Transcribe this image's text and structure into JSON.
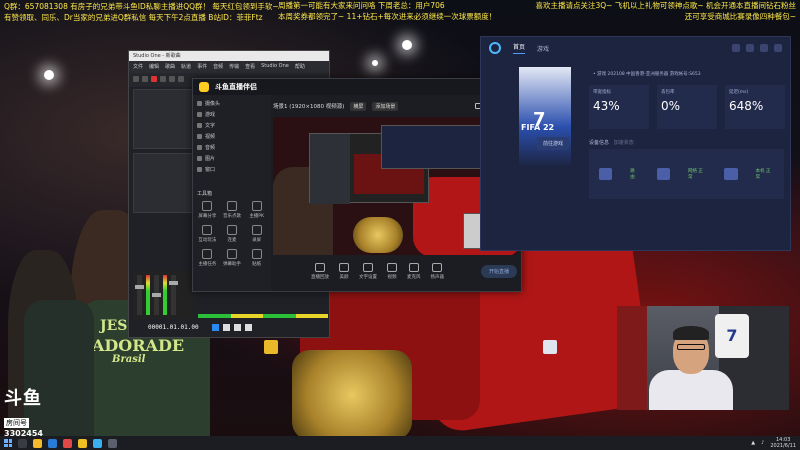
{
  "ticker": {
    "line1": "Q群：657081308 有房子的兄弟带斗鱼ID私聊主播进QQ群！ 每天红包领到手软~",
    "line2": "有赞领取、同乐、Dr当家的兄弟进Q群私信   每天下午2点直播   B站ID：菲菲Ftz",
    "mid1": "周播第一可能有大家来问问咯   下周老总：用户706",
    "mid2": "本周奖券都领完了~ 11+钻石+每次进来必须继续一次球票额度！",
    "right1": "喜欢主播请点关注3Q~ 飞机以上礼物可领神点歌~ 机会开通本直播间钻石粉丝",
    "right2": "还可享受商城比赛录像四种餐包~"
  },
  "logo": {
    "mark": "斗鱼",
    "sub": "房间号",
    "room_id": "3302454"
  },
  "editor": {
    "title": "Studio One - 新歌曲",
    "menu": [
      "文件",
      "编辑",
      "歌曲",
      "轨道",
      "事件",
      "音频",
      "传输",
      "查看",
      "Studio One",
      "帮助"
    ],
    "time": "00001.01.01.00"
  },
  "streamapp": {
    "brand": "斗鱼直播伴侣",
    "header_title": "场景1 (1920×1080 视频源)",
    "header_pill": "横屏",
    "scene_btn": "添加场景",
    "scenes": [
      "摄像头",
      "游戏",
      "文字",
      "视频",
      "音频",
      "图片",
      "窗口"
    ],
    "tools_label": "工具箱",
    "tools": [
      "屏幕分享",
      "音乐点歌",
      "主播PK",
      "互动玩法",
      "连麦",
      "录屏",
      "主播任务",
      "弹幕助手",
      "贴纸"
    ],
    "bottom_buttons": [
      "直播回放",
      "美颜",
      "文字设置",
      "视频",
      "麦克风",
      "扬声器"
    ],
    "go_live": "开始直播"
  },
  "dashboard": {
    "nav": [
      "首页",
      "游戏"
    ],
    "active_nav": "首页",
    "hero_number": "7",
    "game_title": "FIFA 22",
    "cta": "前往游戏",
    "info": "• 游戏  202108   中国香港-亚洲服务器   游戏帐号:S653",
    "stats": [
      {
        "label": "带宽指标",
        "value": "43%"
      },
      {
        "label": "丢包率",
        "value": "0%"
      },
      {
        "label": "延迟(ms)",
        "value": "648%"
      }
    ],
    "devices_head": "设备信息",
    "devices_sub": "加速状态",
    "device_labels": [
      "路由",
      "网络 正常",
      "本机 正常"
    ]
  },
  "webcam": {
    "jersey_number": "7"
  },
  "shirt": {
    "line1": "JESSE",
    "line2": "ADORADE",
    "line3": "Brasil"
  },
  "taskbar": {
    "time": "14:03",
    "date": "2021/6/11"
  }
}
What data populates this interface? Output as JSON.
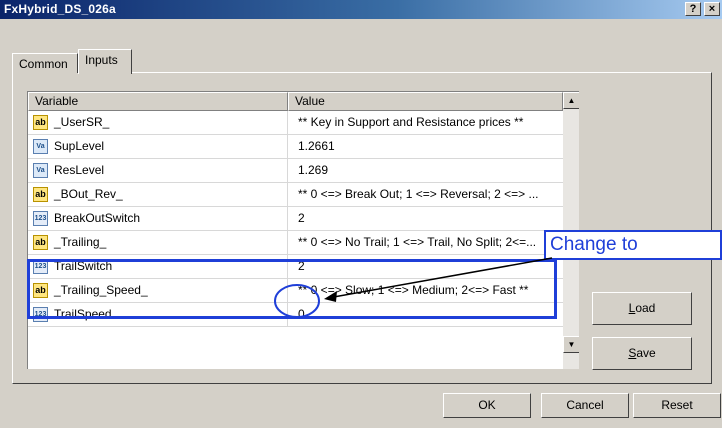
{
  "window": {
    "title": "FxHybrid_DS_026a",
    "help_label": "?",
    "close_label": "×"
  },
  "tabs": [
    {
      "label": "Common"
    },
    {
      "label": "Inputs"
    }
  ],
  "grid": {
    "headers": {
      "variable": "Variable",
      "value": "Value"
    },
    "rows": [
      {
        "icon": "ab",
        "name": "_UserSR_",
        "value": "** Key in Support and Resistance prices **"
      },
      {
        "icon": "Va",
        "name": "SupLevel",
        "value": "1.2661"
      },
      {
        "icon": "Va",
        "name": "ResLevel",
        "value": "1.269"
      },
      {
        "icon": "ab",
        "name": "_BOut_Rev_",
        "value": "** 0 <=> Break Out; 1 <=> Reversal; 2 <=> ..."
      },
      {
        "icon": "123",
        "name": "BreakOutSwitch",
        "value": "2"
      },
      {
        "icon": "ab",
        "name": "_Trailing_",
        "value": "** 0 <=> No Trail; 1 <=> Trail, No Split; 2<=..."
      },
      {
        "icon": "123",
        "name": "TrailSwitch",
        "value": "2"
      },
      {
        "icon": "ab",
        "name": "_Trailing_Speed_",
        "value": "** 0 <=> Slow; 1 <=> Medium; 2<=> Fast **"
      },
      {
        "icon": "123",
        "name": "TrailSpeed",
        "value": "0"
      }
    ]
  },
  "buttons": {
    "load_first": "L",
    "load_rest": "oad",
    "save_first": "S",
    "save_rest": "ave",
    "ok": "OK",
    "cancel": "Cancel",
    "reset": "Reset"
  },
  "annotation": {
    "callout_text": "Change to",
    "color": "#1f3fd8"
  }
}
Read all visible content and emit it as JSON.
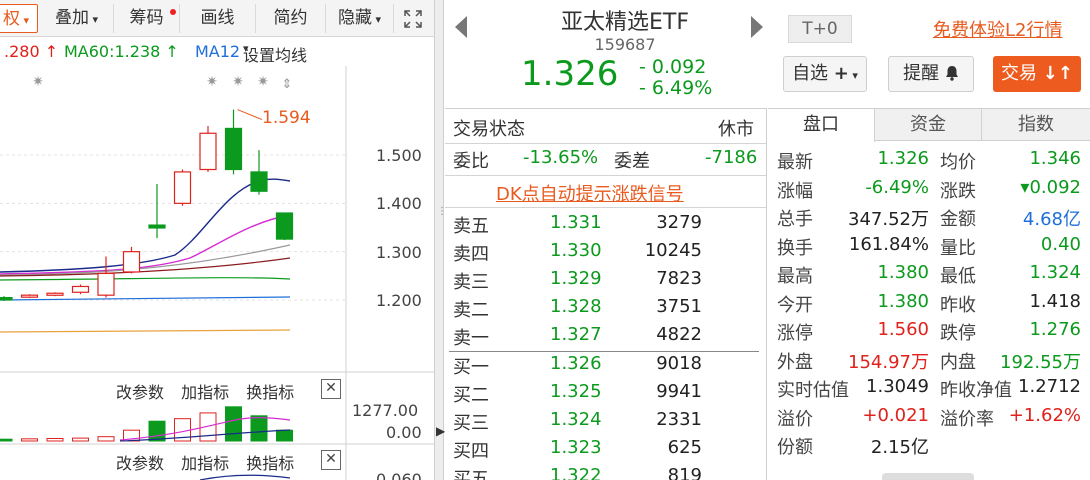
{
  "toolbar": {
    "items": [
      "权",
      "叠加",
      "筹码",
      "画线",
      "简约",
      "隐藏"
    ],
    "expand_icon": "expand-arrows-icon"
  },
  "ma_legend": {
    "ma_cut": ".280 ↑",
    "ma60": "MA60:1.238 ↑",
    "ma120": "MA12",
    "settings": "设置均线"
  },
  "chart": {
    "peak_label": "1.594",
    "price_ticks": [
      "1.500",
      "1.400",
      "1.300",
      "1.200"
    ],
    "volume_ticks": [
      "1277.00",
      "0.00"
    ],
    "macd_tick": "0.060",
    "indicator_bar": [
      "改参数",
      "加指标",
      "换指标"
    ],
    "candles": [
      {
        "o": 1.205,
        "c": 1.2,
        "h": 1.208,
        "l": 1.198
      },
      {
        "o": 1.206,
        "c": 1.21,
        "h": 1.212,
        "l": 1.204
      },
      {
        "o": 1.21,
        "c": 1.214,
        "h": 1.216,
        "l": 1.208
      },
      {
        "o": 1.216,
        "c": 1.228,
        "h": 1.232,
        "l": 1.212
      },
      {
        "o": 1.21,
        "c": 1.255,
        "h": 1.29,
        "l": 1.205
      },
      {
        "o": 1.258,
        "c": 1.3,
        "h": 1.31,
        "l": 1.255
      },
      {
        "o": 1.355,
        "c": 1.349,
        "h": 1.44,
        "l": 1.328
      },
      {
        "o": 1.4,
        "c": 1.465,
        "h": 1.47,
        "l": 1.395
      },
      {
        "o": 1.47,
        "c": 1.545,
        "h": 1.56,
        "l": 1.465
      },
      {
        "o": 1.555,
        "c": 1.47,
        "h": 1.594,
        "l": 1.46
      },
      {
        "o": 1.465,
        "c": 1.425,
        "h": 1.51,
        "l": 1.418
      },
      {
        "o": 1.38,
        "c": 1.326,
        "h": 1.38,
        "l": 1.324
      }
    ],
    "volumes": [
      0.05,
      0.06,
      0.07,
      0.08,
      0.12,
      0.3,
      0.55,
      0.62,
      0.78,
      0.95,
      0.7,
      0.3
    ]
  },
  "header": {
    "name": "亚太精选ETF",
    "code": "159687",
    "price": "1.326",
    "change": "- 0.092",
    "change_pct": "- 6.49%",
    "t0": "T+0",
    "l2_link": "免费体验L2行情",
    "watch_label": "自选",
    "remind_label": "提醒",
    "trade_label": "交易"
  },
  "order_book": {
    "status_label": "交易状态",
    "status_value": "休市",
    "ratio_label": "委比",
    "ratio_value": "-13.65%",
    "diff_label": "委差",
    "diff_value": "-7186",
    "dk_link": "DK点自动提示涨跌信号",
    "asks": [
      {
        "label": "卖五",
        "price": "1.331",
        "vol": "3279"
      },
      {
        "label": "卖四",
        "price": "1.330",
        "vol": "10245"
      },
      {
        "label": "卖三",
        "price": "1.329",
        "vol": "7823"
      },
      {
        "label": "卖二",
        "price": "1.328",
        "vol": "3751"
      },
      {
        "label": "卖一",
        "price": "1.327",
        "vol": "4822"
      }
    ],
    "bids": [
      {
        "label": "买一",
        "price": "1.326",
        "vol": "9018"
      },
      {
        "label": "买二",
        "price": "1.325",
        "vol": "9941"
      },
      {
        "label": "买三",
        "price": "1.324",
        "vol": "2331"
      },
      {
        "label": "买四",
        "price": "1.323",
        "vol": "625"
      },
      {
        "label": "买五",
        "price": "1.322",
        "vol": "819"
      }
    ]
  },
  "tabs": [
    "盘口",
    "资金",
    "指数"
  ],
  "stats": [
    {
      "l1": "最新",
      "v1": "1.326",
      "c1": "green",
      "l2": "均价",
      "v2": "1.346",
      "c2": "green"
    },
    {
      "l1": "涨幅",
      "v1": "-6.49%",
      "c1": "green",
      "l2": "涨跌",
      "v2": "▾0.092",
      "c2": "green"
    },
    {
      "l1": "总手",
      "v1": "347.52万",
      "c1": "dark",
      "l2": "金额",
      "v2": "4.68亿",
      "c2": "blue"
    },
    {
      "l1": "换手",
      "v1": "161.84%",
      "c1": "dark",
      "l2": "量比",
      "v2": "0.40",
      "c2": "green"
    },
    {
      "l1": "最高",
      "v1": "1.380",
      "c1": "green",
      "l2": "最低",
      "v2": "1.324",
      "c2": "green"
    },
    {
      "l1": "今开",
      "v1": "1.380",
      "c1": "green",
      "l2": "昨收",
      "v2": "1.418",
      "c2": "dark"
    },
    {
      "l1": "涨停",
      "v1": "1.560",
      "c1": "red",
      "l2": "跌停",
      "v2": "1.276",
      "c2": "green"
    },
    {
      "l1": "外盘",
      "v1": "154.97万",
      "c1": "red",
      "l2": "内盘",
      "v2": "192.55万",
      "c2": "green"
    },
    {
      "l1": "实时估值",
      "v1": "1.3049",
      "c1": "dark",
      "l2": "昨收净值",
      "v2": "1.2712",
      "c2": "dark"
    },
    {
      "l1": "溢价",
      "v1": "+0.021",
      "c1": "red",
      "l2": "溢价率",
      "v2": "+1.62%",
      "c2": "red"
    },
    {
      "l1": "份额",
      "v1": "2.15亿",
      "c1": "dark",
      "l2": "",
      "v2": "",
      "c2": "dark"
    }
  ],
  "colors": {
    "up_red": "#e0211c",
    "down_green": "#0c9a1e",
    "accent_orange": "#ee5b1e",
    "blue": "#1e6fd9"
  }
}
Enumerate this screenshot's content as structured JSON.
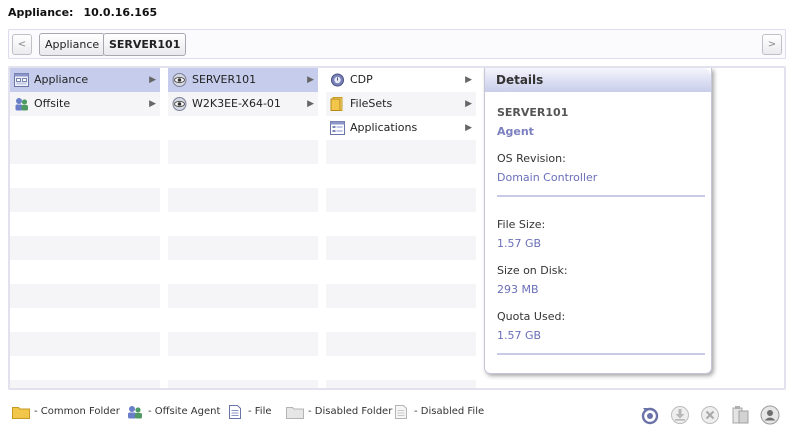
{
  "header": {
    "label": "Appliance:",
    "value": "10.0.16.165"
  },
  "crumbbar": {
    "prev": "<",
    "next": ">",
    "crumbs": [
      "Appliance",
      "SERVER101"
    ]
  },
  "columns": {
    "col0": [
      {
        "label": "Appliance",
        "icon": "appliance-icon",
        "selected": true
      },
      {
        "label": "Offsite",
        "icon": "offsite-agent-icon",
        "selected": false
      }
    ],
    "col1": [
      {
        "label": "SERVER101",
        "icon": "eye-icon",
        "selected": true
      },
      {
        "label": "W2K3EE-X64-01",
        "icon": "eye-icon",
        "selected": false
      }
    ],
    "col2": [
      {
        "label": "CDP",
        "icon": "cdp-icon",
        "selected": false
      },
      {
        "label": "FileSets",
        "icon": "folder-icon",
        "selected": false
      },
      {
        "label": "Applications",
        "icon": "applications-icon",
        "selected": false
      }
    ],
    "arrow": "▶"
  },
  "details": {
    "title": "Details",
    "name": "SERVER101",
    "type": "Agent",
    "os_label": "OS Revision:",
    "os_value": "Domain Controller",
    "file_size_label": "File Size:",
    "file_size_value": "1.57 GB",
    "disk_label": "Size on Disk:",
    "disk_value": "293 MB",
    "quota_label": "Quota Used:",
    "quota_value": "1.57 GB"
  },
  "legend": {
    "common_folder": "- Common Folder",
    "offsite_agent": "- Offsite Agent",
    "file": "- File",
    "disabled_folder": "- Disabled Folder",
    "disabled_file": "- Disabled File"
  },
  "toolbar": {
    "icons": [
      "refresh-icon",
      "download-icon",
      "close-icon",
      "clipboard-icon",
      "user-icon"
    ]
  },
  "colors": {
    "selection": "#c6cdec",
    "accent_text": "#6a6fb8",
    "folder": "#f2c64b"
  }
}
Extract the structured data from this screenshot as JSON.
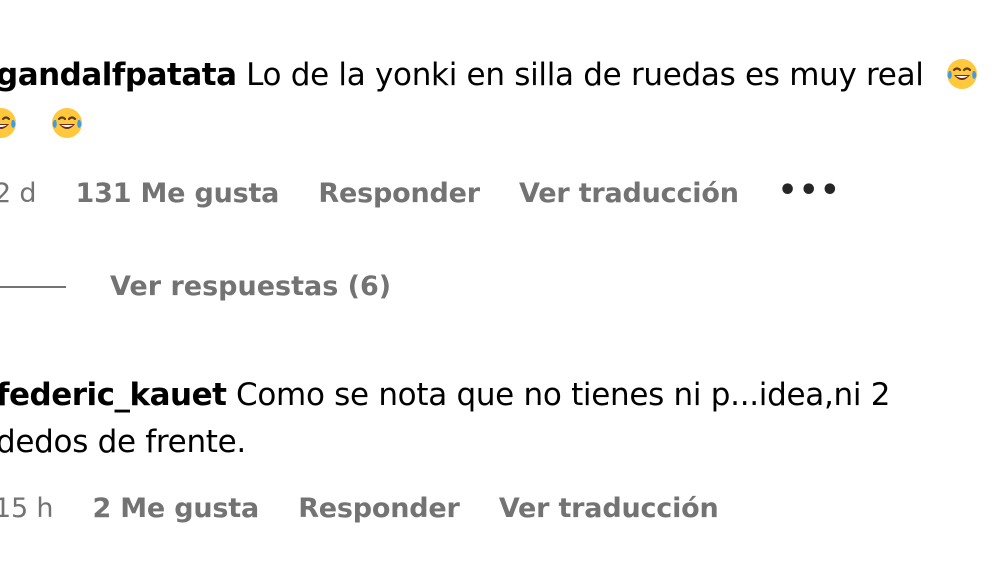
{
  "comments": [
    {
      "username": "gandalfpatata",
      "text": "Lo de la yonki en silla de ruedas es muy real",
      "emojis": [
        "tears-of-joy",
        "tears-of-joy",
        "tears-of-joy"
      ],
      "time": "2 d",
      "likes": "131 Me gusta",
      "reply_label": "Responder",
      "translate_label": "Ver traducción",
      "more_label": "•••"
    },
    {
      "username": "federic_kauet",
      "text_line1": "Como se nota que no tienes ni p...idea,ni 2",
      "text_line2": "dedos de frente.",
      "time": "15 h",
      "likes": "2 Me gusta",
      "reply_label": "Responder",
      "translate_label": "Ver traducción"
    }
  ],
  "view_replies": "Ver respuestas (6)",
  "colors": {
    "text": "#000000",
    "secondary": "#737373",
    "emoji_face": "#FFC83D",
    "emoji_tears": "#3E9BE9"
  }
}
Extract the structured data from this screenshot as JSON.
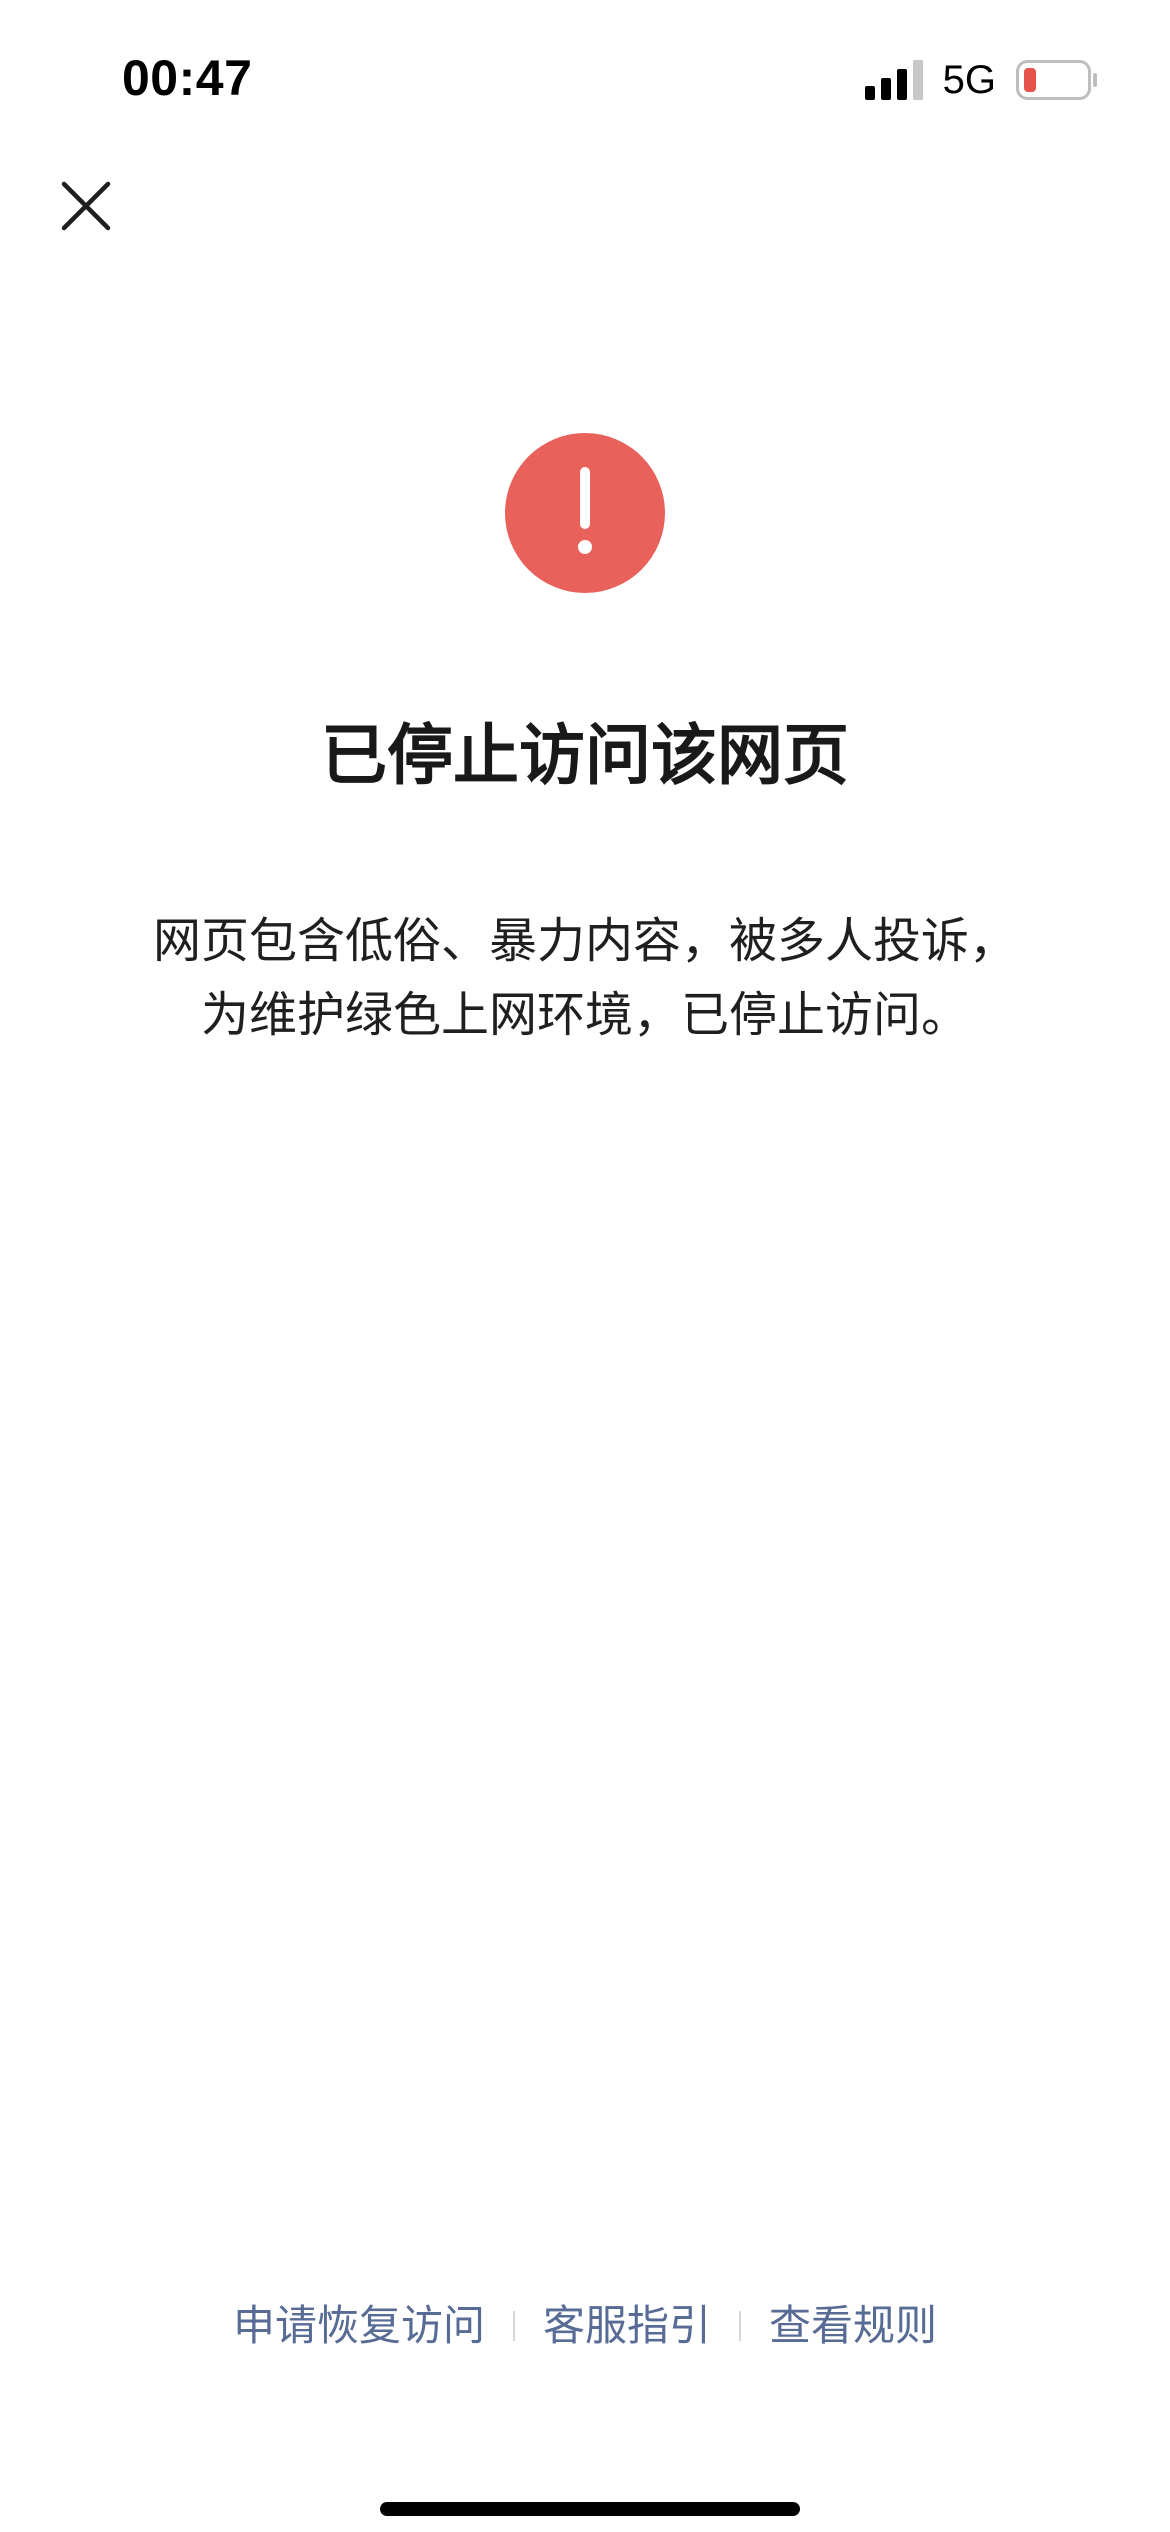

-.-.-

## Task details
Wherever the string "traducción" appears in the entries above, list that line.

## Answer to the exercise
      "translate_label": "Ver traducción",
      "translate_label": "Ver traducción"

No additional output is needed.